  • By Anonym

    In her book claiming that allegations of ritualistic abuse are mostly confabulations, La Fontaine’s (1998) comparison of social workers to ‘nazis’ shows the depth of feeling evident amongst many sceptics. However, this raises an important question: Why did academics and journalists feel so strongly about allegations of ritualistic abuse, to the point of pervasively misrepresenting the available evidence and treating women disclosing ritualistic abuse, and those workers who support them, with barely concealed contempt? It is of course true that there are fringe practitioners in the field of organised abuse, just as there are fringe practitioners in many other health-related fields. However, the contrast between the measured tone of the majority of therapists and social workers writing on ritualistic abuse, and the over-blown sensationalism of their critics, could not be starker. Indeed, Scott (2001) notes with irony that the writings of those who claimed that ‘satanic ritual abuse’ is a ‘moral panic’ had many of the features of a moral panic: scapegoating therapists, social workers and sexual abuse victims whilst warning of an impending social catastrophe brought on by an epidemic of false allegations of sexual abuse. It is perhaps unsurprising that social movements for people accused of sexual abuse would engage in such hyperbole, but why did this rhetoric find so many champions in academia and the media?
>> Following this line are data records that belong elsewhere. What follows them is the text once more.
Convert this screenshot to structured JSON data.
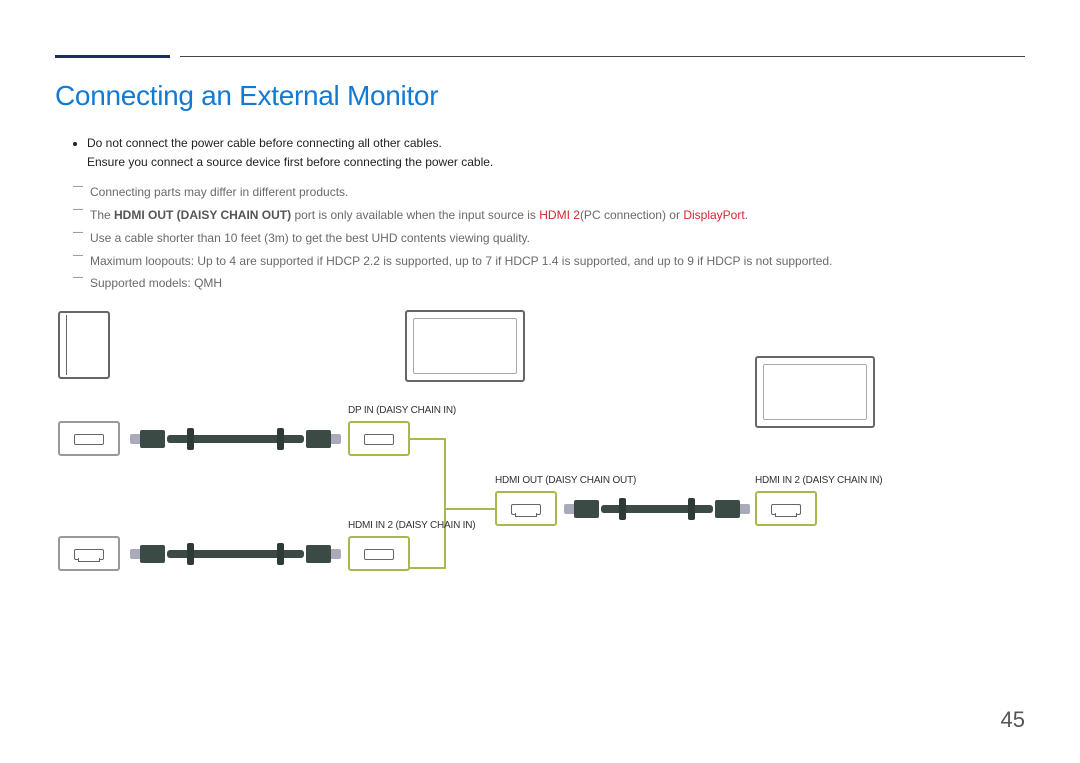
{
  "header": {
    "title": "Connecting an External Monitor"
  },
  "bullets": {
    "b1": "Do not connect the power cable before connecting all other cables.",
    "b1b": "Ensure you connect a source device first before connecting the power cable."
  },
  "notes": {
    "n1": "Connecting parts may differ in different products.",
    "n2_pre": "The ",
    "n2_bold": "HDMI OUT (DAISY CHAIN OUT)",
    "n2_mid": " port is only available when the input source is ",
    "n2_red1": "HDMI 2",
    "n2_mid2": "(PC connection) or ",
    "n2_red2": "DisplayPort",
    "n2_end": ".",
    "n3": "Use a cable shorter than 10 feet (3m) to get the best UHD contents viewing quality.",
    "n4": "Maximum loopouts: Up to 4 are supported if HDCP 2.2 is supported, up to 7 if HDCP 1.4 is supported, and up to 9 if HDCP is not supported.",
    "n5": "Supported models: QMH"
  },
  "labels": {
    "dp_in": "DP IN (DAISY CHAIN IN)",
    "hdmi_in2_a": "HDMI IN 2 (DAISY CHAIN IN)",
    "hdmi_out": "HDMI OUT (DAISY CHAIN OUT)",
    "hdmi_in2_b": "HDMI IN 2 (DAISY CHAIN IN)"
  },
  "page": {
    "num": "45"
  }
}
  • By Anonym

    In my book, the media are a necessary evil: they live off the animal inside us, they bait the front pages with second-hand blood for the hyenas to snuffle up, but they come in useful enough that you want to stay on their good side.

    • media quotes
  • By Anonym

    In saying no one knew about the ideas implicit in the telegraph, I am not quite accurate. Thoreau knew. Or so one may surmise. It is alleged that upon being told that through the telegraph a man in Maine could instantly send a message to a man in Texas, Thoreau asked, "But what do they have to say to each other?" In asking this question, to which no serious interest was paid, Thoreau was directing attention to the psychological and social meaning of the telegraph, and in particular to its capacity to change the character of information -- from the personal and regional to the impersonal and global.